** Assignment **
Your response should contain every line from the data below that holds the string "Functions".

** Task input **
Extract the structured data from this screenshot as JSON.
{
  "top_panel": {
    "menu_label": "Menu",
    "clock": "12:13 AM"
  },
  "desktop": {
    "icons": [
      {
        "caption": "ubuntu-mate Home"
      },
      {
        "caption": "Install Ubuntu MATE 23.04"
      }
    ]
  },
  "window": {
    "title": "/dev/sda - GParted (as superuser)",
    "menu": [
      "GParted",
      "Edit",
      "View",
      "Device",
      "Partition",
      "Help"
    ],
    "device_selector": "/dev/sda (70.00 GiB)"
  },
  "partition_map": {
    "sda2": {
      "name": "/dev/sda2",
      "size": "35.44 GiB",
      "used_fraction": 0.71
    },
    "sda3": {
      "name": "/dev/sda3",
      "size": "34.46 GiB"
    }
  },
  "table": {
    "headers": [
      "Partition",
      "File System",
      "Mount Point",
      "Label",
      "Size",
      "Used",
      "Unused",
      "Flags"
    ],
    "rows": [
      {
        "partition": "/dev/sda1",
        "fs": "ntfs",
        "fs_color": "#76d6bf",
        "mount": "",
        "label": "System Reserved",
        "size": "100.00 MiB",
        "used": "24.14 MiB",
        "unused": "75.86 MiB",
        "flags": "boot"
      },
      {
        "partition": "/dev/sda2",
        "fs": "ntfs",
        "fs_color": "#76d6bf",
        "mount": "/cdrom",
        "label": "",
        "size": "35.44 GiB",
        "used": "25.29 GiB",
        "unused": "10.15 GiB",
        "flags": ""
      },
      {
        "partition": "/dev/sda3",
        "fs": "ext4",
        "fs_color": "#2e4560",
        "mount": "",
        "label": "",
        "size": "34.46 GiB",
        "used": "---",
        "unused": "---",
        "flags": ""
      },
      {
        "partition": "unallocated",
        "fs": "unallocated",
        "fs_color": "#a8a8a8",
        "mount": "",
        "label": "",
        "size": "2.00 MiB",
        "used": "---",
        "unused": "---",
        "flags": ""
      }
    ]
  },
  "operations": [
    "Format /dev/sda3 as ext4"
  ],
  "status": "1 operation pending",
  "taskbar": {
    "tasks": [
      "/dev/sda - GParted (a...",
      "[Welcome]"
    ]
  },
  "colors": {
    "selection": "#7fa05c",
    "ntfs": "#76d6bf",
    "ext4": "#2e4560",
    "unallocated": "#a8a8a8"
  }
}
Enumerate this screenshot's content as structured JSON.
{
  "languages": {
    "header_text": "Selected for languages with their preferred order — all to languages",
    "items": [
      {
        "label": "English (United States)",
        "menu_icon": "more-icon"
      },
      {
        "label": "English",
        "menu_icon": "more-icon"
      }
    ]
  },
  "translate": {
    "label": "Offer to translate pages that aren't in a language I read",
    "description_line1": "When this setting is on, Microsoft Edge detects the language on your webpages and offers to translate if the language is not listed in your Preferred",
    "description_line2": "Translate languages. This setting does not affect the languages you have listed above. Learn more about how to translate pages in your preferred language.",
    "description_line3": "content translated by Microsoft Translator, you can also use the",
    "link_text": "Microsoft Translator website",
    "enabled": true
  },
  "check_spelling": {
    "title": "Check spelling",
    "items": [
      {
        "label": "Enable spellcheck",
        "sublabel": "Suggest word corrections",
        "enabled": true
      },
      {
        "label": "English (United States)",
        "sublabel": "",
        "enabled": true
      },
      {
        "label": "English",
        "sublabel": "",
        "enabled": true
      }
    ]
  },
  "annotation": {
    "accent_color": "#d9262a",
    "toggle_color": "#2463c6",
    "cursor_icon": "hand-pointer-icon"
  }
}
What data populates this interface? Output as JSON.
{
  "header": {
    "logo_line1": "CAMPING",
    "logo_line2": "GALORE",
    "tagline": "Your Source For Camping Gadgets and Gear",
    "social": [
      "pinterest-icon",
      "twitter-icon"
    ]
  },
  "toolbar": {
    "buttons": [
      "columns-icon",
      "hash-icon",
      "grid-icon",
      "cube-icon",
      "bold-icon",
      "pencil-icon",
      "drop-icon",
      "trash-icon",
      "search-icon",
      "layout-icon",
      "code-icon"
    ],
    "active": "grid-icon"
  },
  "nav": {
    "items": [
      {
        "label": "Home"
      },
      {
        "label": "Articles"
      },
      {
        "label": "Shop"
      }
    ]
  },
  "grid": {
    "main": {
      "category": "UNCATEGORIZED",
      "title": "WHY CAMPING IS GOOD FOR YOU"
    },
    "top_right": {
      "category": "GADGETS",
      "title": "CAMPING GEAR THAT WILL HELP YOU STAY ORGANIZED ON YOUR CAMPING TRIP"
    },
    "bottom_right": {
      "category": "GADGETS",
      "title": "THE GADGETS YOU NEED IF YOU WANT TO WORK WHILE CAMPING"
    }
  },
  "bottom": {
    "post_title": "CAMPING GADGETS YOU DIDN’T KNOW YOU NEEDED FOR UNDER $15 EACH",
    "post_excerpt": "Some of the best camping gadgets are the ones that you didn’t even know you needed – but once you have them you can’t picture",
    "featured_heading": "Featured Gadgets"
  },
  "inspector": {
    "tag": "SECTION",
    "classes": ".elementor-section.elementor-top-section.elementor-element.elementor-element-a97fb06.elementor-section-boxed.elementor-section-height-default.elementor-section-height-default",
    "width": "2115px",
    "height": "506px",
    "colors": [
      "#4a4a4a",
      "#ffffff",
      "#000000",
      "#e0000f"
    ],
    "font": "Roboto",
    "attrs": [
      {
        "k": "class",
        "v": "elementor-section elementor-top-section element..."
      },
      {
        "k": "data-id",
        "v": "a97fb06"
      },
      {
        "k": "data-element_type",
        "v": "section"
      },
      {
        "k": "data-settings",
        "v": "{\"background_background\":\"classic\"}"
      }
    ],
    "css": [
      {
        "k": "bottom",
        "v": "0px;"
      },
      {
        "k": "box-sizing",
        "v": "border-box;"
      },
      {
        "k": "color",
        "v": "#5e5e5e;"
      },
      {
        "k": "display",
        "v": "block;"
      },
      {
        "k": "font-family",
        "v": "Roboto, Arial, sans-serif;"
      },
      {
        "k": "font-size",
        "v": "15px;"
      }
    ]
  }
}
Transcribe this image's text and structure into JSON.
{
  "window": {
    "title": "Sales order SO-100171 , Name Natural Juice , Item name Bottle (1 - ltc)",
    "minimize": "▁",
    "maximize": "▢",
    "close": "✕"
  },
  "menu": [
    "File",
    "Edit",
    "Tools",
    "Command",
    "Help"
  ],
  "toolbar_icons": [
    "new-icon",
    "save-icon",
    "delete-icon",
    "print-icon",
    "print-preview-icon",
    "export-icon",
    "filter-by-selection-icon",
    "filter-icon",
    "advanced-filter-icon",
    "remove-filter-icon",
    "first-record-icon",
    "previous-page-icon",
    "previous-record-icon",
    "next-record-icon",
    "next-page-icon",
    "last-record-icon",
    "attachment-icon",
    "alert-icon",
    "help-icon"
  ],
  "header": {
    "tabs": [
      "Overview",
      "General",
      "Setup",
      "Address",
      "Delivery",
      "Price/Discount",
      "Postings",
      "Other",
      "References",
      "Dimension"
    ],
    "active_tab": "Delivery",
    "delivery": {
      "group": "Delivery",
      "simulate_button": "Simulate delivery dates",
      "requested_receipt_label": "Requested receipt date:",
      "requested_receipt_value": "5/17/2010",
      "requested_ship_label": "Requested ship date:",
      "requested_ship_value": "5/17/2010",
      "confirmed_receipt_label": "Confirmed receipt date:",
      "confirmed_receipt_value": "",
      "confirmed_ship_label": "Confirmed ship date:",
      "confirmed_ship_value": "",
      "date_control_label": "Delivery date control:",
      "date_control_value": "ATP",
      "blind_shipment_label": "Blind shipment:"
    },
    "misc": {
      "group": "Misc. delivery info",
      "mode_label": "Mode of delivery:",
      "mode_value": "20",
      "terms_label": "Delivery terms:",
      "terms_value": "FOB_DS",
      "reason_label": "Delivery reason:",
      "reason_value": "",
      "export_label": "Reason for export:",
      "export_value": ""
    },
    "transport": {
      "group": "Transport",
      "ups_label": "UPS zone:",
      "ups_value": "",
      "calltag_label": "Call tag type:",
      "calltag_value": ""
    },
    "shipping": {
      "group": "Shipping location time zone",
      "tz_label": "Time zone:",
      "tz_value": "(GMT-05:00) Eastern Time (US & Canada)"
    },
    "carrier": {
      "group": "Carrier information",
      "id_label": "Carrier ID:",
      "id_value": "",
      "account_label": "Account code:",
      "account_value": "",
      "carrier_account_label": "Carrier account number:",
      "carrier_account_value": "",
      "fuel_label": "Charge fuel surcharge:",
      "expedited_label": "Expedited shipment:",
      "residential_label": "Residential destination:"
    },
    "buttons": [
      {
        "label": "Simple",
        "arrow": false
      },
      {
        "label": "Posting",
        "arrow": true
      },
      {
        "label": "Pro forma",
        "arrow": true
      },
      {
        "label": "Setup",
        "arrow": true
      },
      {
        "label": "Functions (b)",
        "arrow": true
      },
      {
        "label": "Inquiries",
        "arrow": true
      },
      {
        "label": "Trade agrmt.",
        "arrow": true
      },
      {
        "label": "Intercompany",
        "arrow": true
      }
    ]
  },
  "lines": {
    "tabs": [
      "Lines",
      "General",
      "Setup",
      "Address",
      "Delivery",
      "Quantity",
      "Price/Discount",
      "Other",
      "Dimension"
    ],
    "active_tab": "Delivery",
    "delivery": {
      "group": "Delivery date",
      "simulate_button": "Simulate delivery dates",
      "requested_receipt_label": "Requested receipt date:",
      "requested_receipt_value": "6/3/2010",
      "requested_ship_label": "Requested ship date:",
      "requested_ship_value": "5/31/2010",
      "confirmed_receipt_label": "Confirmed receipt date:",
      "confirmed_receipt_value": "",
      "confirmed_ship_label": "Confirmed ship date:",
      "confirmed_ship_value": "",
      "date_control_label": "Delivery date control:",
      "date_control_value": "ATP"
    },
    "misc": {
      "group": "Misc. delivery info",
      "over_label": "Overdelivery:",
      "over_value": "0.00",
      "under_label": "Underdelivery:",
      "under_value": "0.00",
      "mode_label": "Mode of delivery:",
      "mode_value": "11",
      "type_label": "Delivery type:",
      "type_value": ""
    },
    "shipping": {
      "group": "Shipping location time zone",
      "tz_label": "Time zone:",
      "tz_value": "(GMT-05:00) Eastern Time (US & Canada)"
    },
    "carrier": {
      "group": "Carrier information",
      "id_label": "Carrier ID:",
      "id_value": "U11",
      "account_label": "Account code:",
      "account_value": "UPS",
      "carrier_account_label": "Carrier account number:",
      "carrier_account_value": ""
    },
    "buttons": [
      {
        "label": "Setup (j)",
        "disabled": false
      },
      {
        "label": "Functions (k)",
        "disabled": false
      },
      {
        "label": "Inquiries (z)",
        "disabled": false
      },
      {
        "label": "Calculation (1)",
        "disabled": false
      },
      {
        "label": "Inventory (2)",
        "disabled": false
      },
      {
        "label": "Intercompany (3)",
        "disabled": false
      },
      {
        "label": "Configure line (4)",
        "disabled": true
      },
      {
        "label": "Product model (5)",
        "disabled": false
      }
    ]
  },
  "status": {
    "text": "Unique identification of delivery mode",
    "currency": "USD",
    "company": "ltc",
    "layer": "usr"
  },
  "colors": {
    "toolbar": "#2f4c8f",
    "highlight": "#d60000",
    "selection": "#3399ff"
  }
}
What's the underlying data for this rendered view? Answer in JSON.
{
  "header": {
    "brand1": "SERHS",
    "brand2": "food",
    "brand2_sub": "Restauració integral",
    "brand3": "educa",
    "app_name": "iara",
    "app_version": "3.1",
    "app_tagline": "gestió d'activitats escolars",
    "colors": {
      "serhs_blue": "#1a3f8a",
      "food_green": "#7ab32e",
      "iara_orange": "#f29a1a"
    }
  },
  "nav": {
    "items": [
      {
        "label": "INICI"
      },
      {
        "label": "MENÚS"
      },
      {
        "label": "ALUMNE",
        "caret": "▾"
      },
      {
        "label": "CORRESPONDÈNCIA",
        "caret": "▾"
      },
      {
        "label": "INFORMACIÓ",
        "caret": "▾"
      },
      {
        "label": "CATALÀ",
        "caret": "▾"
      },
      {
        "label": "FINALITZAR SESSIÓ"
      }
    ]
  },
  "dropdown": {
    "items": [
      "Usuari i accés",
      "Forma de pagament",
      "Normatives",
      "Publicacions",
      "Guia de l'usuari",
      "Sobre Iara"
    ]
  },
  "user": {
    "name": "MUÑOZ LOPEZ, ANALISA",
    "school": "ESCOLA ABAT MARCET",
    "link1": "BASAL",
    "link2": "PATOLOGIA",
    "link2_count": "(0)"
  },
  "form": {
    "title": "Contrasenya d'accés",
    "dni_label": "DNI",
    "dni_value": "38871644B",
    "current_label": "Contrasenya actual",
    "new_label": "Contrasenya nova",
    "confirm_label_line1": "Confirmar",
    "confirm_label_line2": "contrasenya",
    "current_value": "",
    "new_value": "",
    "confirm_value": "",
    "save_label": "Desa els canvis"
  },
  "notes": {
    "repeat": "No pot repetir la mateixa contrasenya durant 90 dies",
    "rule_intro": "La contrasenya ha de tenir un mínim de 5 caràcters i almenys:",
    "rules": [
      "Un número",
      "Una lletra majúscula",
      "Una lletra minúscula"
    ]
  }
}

** Written solution **
        "label": "Functions (b)",
        "label": "Functions (k)",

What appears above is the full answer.